Moreland Heritage Nominations Study, Extent Heritage Pty Ltd for Moreland City Council, Volumes 1-2, 2022:
Keeping Brunswick’s Heritage: A Report on the Review of the Brunswick Conservation Study, Context Pty Ltd, Volumes 1 to 4, 1990
The City of Coburg Heritage Conservation and Streetscape Study, Timothy Hubbard Pty Ltd, in five parts, October 1990 – March 1991
- Coburg Heritage Conservation and Streetscape Study - Volume 1 - Text, October 1990 (PDF 17.2MB)
- Coburg Heritage Conservation and Streetscape Study - Volume 2 - Data sheets (A to Ra), March 1991 (PDF 13MB)
- Coburg Heritage Conservation and Streetscape Study - Volume 3 - Data Sheets (Re to Z), October 1990 (PDF 4MB)
- Coburg Heritage Conservation and Streetscape Study - Extract - Building Guidelines (PDF 13.0MB)
- Coburg Heritage Conservation and Streetscape Study - Extract - Guidelines for Public Works (PDF 35.4MB)
Northern Suburbes Factory Study, Gary Vines and Matthew Churchward, 1992
- Northern Suburbs Factory Study - Part 1 - History and Analysis (PDF 9Mb)
- Northern Suburbs Factory Study - Part 2 - Citations(PDF 9Mb)
The City of Merri-bek's Thematic History addresses the history of the physical development of the municipality since post contact occupation.
It explains how and why the municipality looks like it does today.

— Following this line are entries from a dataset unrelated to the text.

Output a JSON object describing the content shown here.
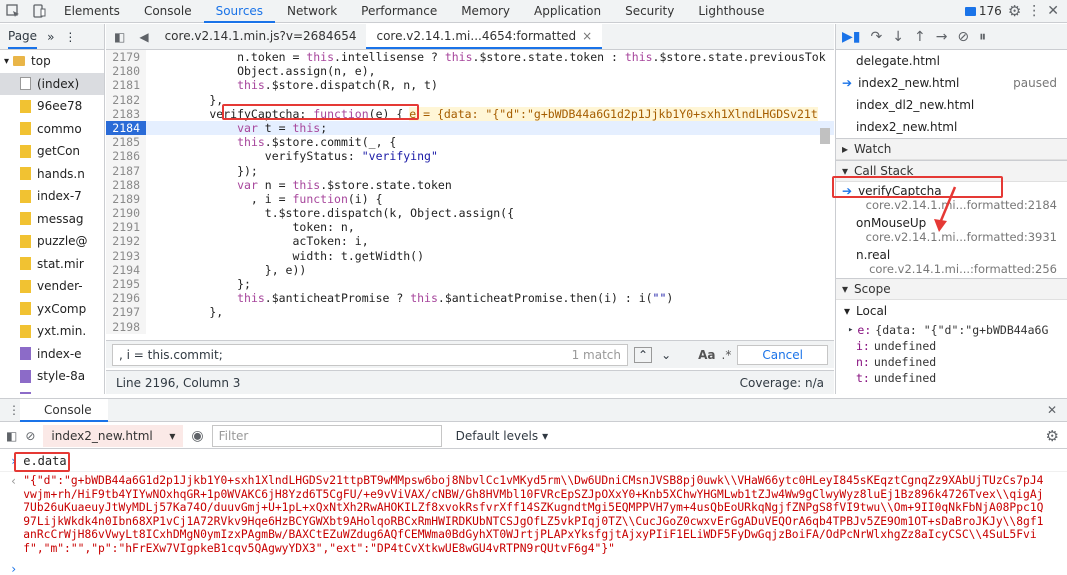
{
  "topbar": {
    "tabs": [
      "Elements",
      "Console",
      "Sources",
      "Network",
      "Performance",
      "Memory",
      "Application",
      "Security",
      "Lighthouse"
    ],
    "selected": "Sources",
    "message_count": "176"
  },
  "navigator": {
    "tab_label": "Page",
    "items": [
      {
        "label": "top",
        "kind": "frame",
        "indent": 1
      },
      {
        "label": "(index)",
        "kind": "blank",
        "indent": 2,
        "selected": true
      },
      {
        "label": "96ee78",
        "kind": "file",
        "indent": 2
      },
      {
        "label": "commo",
        "kind": "file",
        "indent": 2
      },
      {
        "label": "getCon",
        "kind": "file",
        "indent": 2
      },
      {
        "label": "hands.n",
        "kind": "file",
        "indent": 2
      },
      {
        "label": "index-7",
        "kind": "file",
        "indent": 2
      },
      {
        "label": "messag",
        "kind": "file",
        "indent": 2
      },
      {
        "label": "puzzle@",
        "kind": "file",
        "indent": 2
      },
      {
        "label": "stat.mir",
        "kind": "file",
        "indent": 2
      },
      {
        "label": "vender-",
        "kind": "file",
        "indent": 2
      },
      {
        "label": "yxComp",
        "kind": "file",
        "indent": 2
      },
      {
        "label": "yxt.min.",
        "kind": "file",
        "indent": 2
      },
      {
        "label": "index-e",
        "kind": "purple",
        "indent": 2
      },
      {
        "label": "style-8a",
        "kind": "purple",
        "indent": 2
      },
      {
        "label": "yxComp",
        "kind": "purple",
        "indent": 2
      }
    ]
  },
  "editor": {
    "tabs": [
      {
        "label": "core.v2.14.1.min.js?v=2684654",
        "selected": false
      },
      {
        "label": "core.v2.14.1.mi...4654:formatted",
        "selected": true
      }
    ],
    "lines": [
      {
        "n": "2179",
        "text": "            n.token = this.intellisense ? this.$store.state.token : this.$store.state.previousTok"
      },
      {
        "n": "2180",
        "text": "            Object.assign(n, e),"
      },
      {
        "n": "2181",
        "text": "            this.$store.dispatch(R, n, t)"
      },
      {
        "n": "2182",
        "text": "        },"
      },
      {
        "n": "2183",
        "text": "        verifyCaptcha: function(e) {",
        "inline": "e = {data: \"{\"d\":\"g+bWDB44a6G1d2p1Jjkb1Y0+sxh1XlndLHGDSv21t"
      },
      {
        "n": "2184",
        "text": "            var t = this;",
        "exec": true
      },
      {
        "n": "2185",
        "text": "            this.$store.commit(_, {"
      },
      {
        "n": "2186",
        "text": "                verifyStatus: \"verifying\""
      },
      {
        "n": "2187",
        "text": "            });"
      },
      {
        "n": "2188",
        "text": "            var n = this.$store.state.token"
      },
      {
        "n": "2189",
        "text": "              , i = function(i) {"
      },
      {
        "n": "2190",
        "text": "                t.$store.dispatch(k, Object.assign({"
      },
      {
        "n": "2191",
        "text": "                    token: n,"
      },
      {
        "n": "2192",
        "text": "                    acToken: i,"
      },
      {
        "n": "2193",
        "text": "                    width: t.getWidth()"
      },
      {
        "n": "2194",
        "text": "                }, e))"
      },
      {
        "n": "2195",
        "text": "            };"
      },
      {
        "n": "2196",
        "text": "            this.$anticheatPromise ? this.$anticheatPromise.then(i) : i(\"\")"
      },
      {
        "n": "2197",
        "text": "        },"
      },
      {
        "n": "2198",
        "text": "        "
      }
    ],
    "search": {
      "value": ", i = this.commit;",
      "match": "1 match",
      "aa": "Aa",
      "regex": ".*",
      "cancel": "Cancel"
    },
    "status_left": "Line 2196, Column 3",
    "status_right": "Coverage: n/a"
  },
  "debugger": {
    "threads": [
      {
        "label": "delegate.html",
        "status": ""
      },
      {
        "label": "index2_new.html",
        "status": "paused",
        "active": true
      },
      {
        "label": "index_dl2_new.html",
        "status": ""
      },
      {
        "label": "index2_new.html",
        "status": ""
      }
    ],
    "watch_label": "Watch",
    "callstack_label": "Call Stack",
    "frames": [
      {
        "name": "verifyCaptcha",
        "loc": "core.v2.14.1.mi...formatted:2184",
        "active": true
      },
      {
        "name": "onMouseUp",
        "loc": "core.v2.14.1.mi...formatted:3931"
      },
      {
        "name": "n.real",
        "loc": "core.v2.14.1.mi...:formatted:256"
      }
    ],
    "scope_label": "Scope",
    "local_label": "Local",
    "vars": [
      {
        "name": "e:",
        "value": "{data: \"{\"d\":\"g+bWDB44a6G",
        "expand": true
      },
      {
        "name": "i:",
        "value": "undefined"
      },
      {
        "name": "n:",
        "value": "undefined"
      },
      {
        "name": "t:",
        "value": "undefined"
      }
    ]
  },
  "console": {
    "drawer_tab": "Console",
    "context": "index2_new.html",
    "filter_placeholder": "Filter",
    "levels": "Default levels",
    "input": "e.data",
    "output": "\"{\"d\":\"g+bWDB44a6G1d2p1Jjkb1Y0+sxh1XlndLHGDSv21ttpBT9wMMpsw6boj8NbvlCc1vMKyd5rm\\\\Dw6UDniCMsnJVSB8pj0uwk\\\\VHaW66ytc0HLeyI845sKEqztCgnqZz9XAbUjTUzCs7pJ4vwjm+rh/HiF9tb4YIYwNOxhqGR+1p0WVAKC6jH8Yzd6T5CgFU/+e9vViVAX/cNBW/Gh8HVMbl10FVRcEpSZJpOXxY0+Knb5XChwYHGMLwb1tZJw4Ww9gClwyWyz8luEj1Bz896k4726Tvex\\\\qigAj7Ub26uKuaeuyJtWyMDLj57Ka74O/duuvGmj+U+1pL+xQxNtXh2RwAHOKILZf8xvokRsfvrXff14SZKugndtMgi5EQMPPVH7ym+4usQbEoURkqNgjfZNPgS8fVI9twu\\\\Om+9II0qNkFbNjA08Ppc1Q97LijkWkdk4n0Ibn68XP1vCj1A72RVkv9Hqe6HzBCYGWXbt9AHolqoRBCxRmHWIRDKUbNTCSJgOfLZ5vkPIqj0TZ\\\\CucJGoZ0cwxvErGgADuVEQOrA6qb4TPBJv5ZE9Om1OT+sDaBroJKJy\\\\8gf1anRcCrWjH86vVwyLt8ICxhDMgN0ymIzxPAgmBw/BAXCtEZuWZdug6AQfCEMWma0BdGyhXT0WJrtjPLAPxYksfgjtAjxyPIiF1ELiWDF5FyDwGqjzBoiFA/OdPcNrWlxhgZz8aIcyCSC\\\\4SuL5Fvif\",\"m\":\"\",\"p\":\"hFrEXw7VIgpkeB1cqv5QAgwyYDX3\",\"ext\":\"DP4tCvXtkwUE8wGU4vRTPN9rQUtvF6g4\"}\""
  }
}
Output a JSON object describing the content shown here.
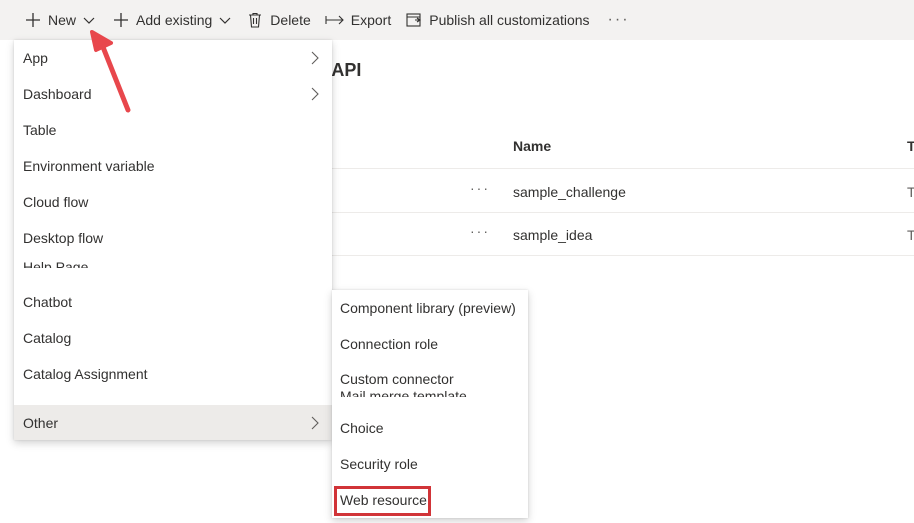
{
  "toolbar": {
    "new_label": "New",
    "add_existing_label": "Add existing",
    "delete_label": "Delete",
    "export_label": "Export",
    "publish_label": "Publish all customizations",
    "more_label": "···"
  },
  "page": {
    "title_partial": "b API"
  },
  "grid": {
    "columns": [
      "Name",
      "T"
    ],
    "rows": [
      {
        "more": "···",
        "name": "sample_challenge",
        "type": "Ta"
      },
      {
        "more": "···",
        "name": "sample_idea",
        "type": "Ta"
      }
    ]
  },
  "new_menu": {
    "items": [
      {
        "label": "App",
        "has_submenu": true
      },
      {
        "label": "Dashboard",
        "has_submenu": true
      },
      {
        "label": "Table",
        "has_submenu": false
      },
      {
        "label": "Environment variable",
        "has_submenu": false
      },
      {
        "label": "Cloud flow",
        "has_submenu": false
      },
      {
        "label": "Desktop flow",
        "has_submenu": false
      },
      {
        "label": "Chatbot",
        "has_submenu": false
      },
      {
        "label": "Catalog",
        "has_submenu": false
      },
      {
        "label": "Catalog Assignment",
        "has_submenu": false
      },
      {
        "label": "Other",
        "has_submenu": true
      }
    ],
    "clipped_item": "Help Page"
  },
  "other_submenu": {
    "items": [
      {
        "label": "Component library (preview)"
      },
      {
        "label": "Connection role"
      },
      {
        "label": "Custom connector"
      },
      {
        "label": "Choice"
      },
      {
        "label": "Security role"
      },
      {
        "label": "Web resource"
      }
    ],
    "clipped_item": "Mail merge template",
    "highlighted": "Web resource"
  },
  "colors": {
    "annotation": "#e8474c",
    "highlight_border": "#d13438",
    "toolbar_bg": "#f3f2f1",
    "active_item_bg": "#edebe9"
  },
  "icons": [
    "plus-icon",
    "chevron-down-icon",
    "trash-icon",
    "export-icon",
    "publish-icon",
    "chevron-right-icon",
    "red-arrow"
  ]
}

It identifies and explains those aspects and themes that help us understand the area and its historic physical fabric.
The Thematic History is centred around themes, such as agriculture, industry, governance, and migration, that have shaped the municipality and provides a framework for identifying and assessing potential heritage places.
It does not provide a chronological account of everything that happened in the municipality. It is not a record of all the individuals, events, schools, sporting clubs, institutions that may have left their mark on the municipality or study area.
The Thematic History is essential in being able to identify potential heritage places and ultimately assess and determine their heritage significance. It highlights the importance of protecting Merri-bek’s heritage places as it identifies a number of significant heritage places that have been lost over the years due to these places not being protected under the provisions of a Heritage Overlay in the Moreland Planning Scheme.
You can download a copy:
You can also ask to see Council's heritage studies at the Merri-bek Civic Centre. You can find out more about the Customer Service Centre at Merri-bek Civic Centre on our Contact us page.